Here `001` means the first K-point (meaningless in this case), `N` stands for non spin-polarized, `R` for real part and the remaining number is the orbital ID. Post-processing of these files is done in the fourth tutorial.

In the same spirit, another calculation can be done with different parameters.
Imagine we want to perform a Hartree-Fock calculation. In BigDFT, this can be done by putting the `ixc` input variable to 100. So, copy the `LDA.dft` file to `HF.dft` and modify it accordingly (don't forget to rename also the coordinate file). This time, an error will occur:

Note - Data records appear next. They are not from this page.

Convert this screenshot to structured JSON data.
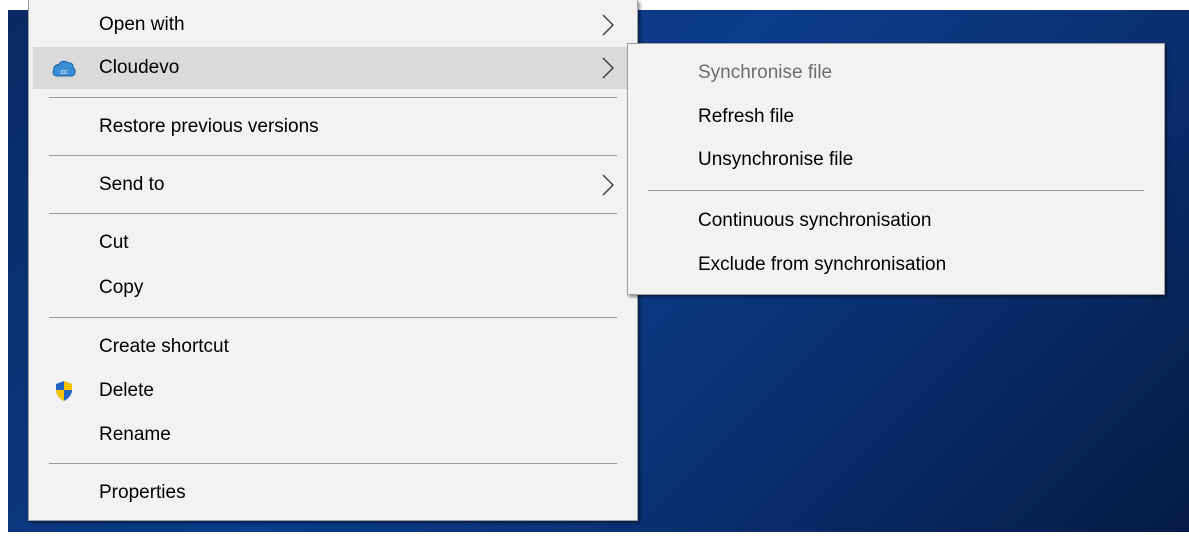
{
  "context_menu": {
    "items": [
      {
        "label": "Open with"
      },
      {
        "label": "Cloudevo"
      },
      {
        "label": "Restore previous versions"
      },
      {
        "label": "Send to"
      },
      {
        "label": "Cut"
      },
      {
        "label": "Copy"
      },
      {
        "label": "Create shortcut"
      },
      {
        "label": "Delete"
      },
      {
        "label": "Rename"
      },
      {
        "label": "Properties"
      }
    ]
  },
  "submenu": {
    "items": [
      {
        "label": "Synchronise file",
        "disabled": true
      },
      {
        "label": "Refresh file"
      },
      {
        "label": "Unsynchronise file"
      },
      {
        "label": "Continuous synchronisation"
      },
      {
        "label": "Exclude from synchronisation"
      }
    ]
  },
  "colors": {
    "menu_background": "#f2f2f2",
    "highlight": "#dadada",
    "desktop_background": "#0b3d8c",
    "cloud_icon": "#3a8fd6",
    "shield_blue": "#2463c6",
    "shield_yellow": "#f6c400"
  },
  "icons": {
    "cloudevo": "cloud-icon",
    "delete": "shield-icon",
    "submenu_arrow": "chevron-right-icon"
  }
}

user@garulfo:$ ./bigdft HF | tee HF.out [...] ERROR: The pseudopotential parameter file "psppar.N" is lacking, and no registered pseudo found for "N", exiting... user@garulfo:$

This is because the pseudopotential is assigned by default in the code only for LDA and PBE XC approximations. You can find here the pseudopotential which is taken by default in the LDA run. Put it in a `psppar.N` file, and run the calculation (redirect the output in the file HF.out for example). When possible, care should be taken in choosing a pseudopotential which has been generated with the same XC approximation used. Unfortunately, at present HGH data are only available for semilocal functionals. For example, the same exercise as follows could have been done with Hybrid XC functionals, like for example PBE0 (`ixc`=-406). See the XC codes for a list of the supported XC functionals. Data of the calculation can be analysed. Consider the eigenvectors of the LDA and HF runs.

**Exercise**: Compare the values of the HOMO and HOMO-1 eigenvalues for the LDA and the HF run.
Change the values of the hgrid and crmult to find the converged values.
Note that, both in the LDA and in the HF calculation, a norm-conserving PSP is used.
The results can be compared to all-electron calculations, done with different basis sets, from references (units are eV) ^{[1]} and ^{[2]}:

LDA(1) HF(1) HF(2) (Exp.) 3σ_{g}10.36 17.25 17.31 (15.60) 1π_{u}11.84 16.71 17.02 (16.98) 2σ_{u}13.41 21.25 21.08 (18.78)

The results depends, of course, on the precision chosen for the calculation, and of the presence of the pseudopotential.
As it is well-known, the pseudopotential appoximation is however much less severe than the approximation induced by typical XC functionals. We might see that, even in the HF case, the presence of a LDA-based pseudopotential (of rather good quality) does not alter so much the results. Here you can find the values from BigDFT calculation using a very good precision (`hgrid=0.3`, `crmult=7.0`). Note that 1 ha=27.21138386 eV.

LDA HF 3σ_{g}10.40 17.32 1π_{u}11.75 16.62 2σ_{u}13.52 21.30

How much do these values differ from the calculation with default parameters? Do they converge to a given value?
What is the *correlation* for the N2 molecule in (PSP) LDA?

NOTE: when you create your own .xyz files, be sure to write the names of the atoms in **capital letters **
**.**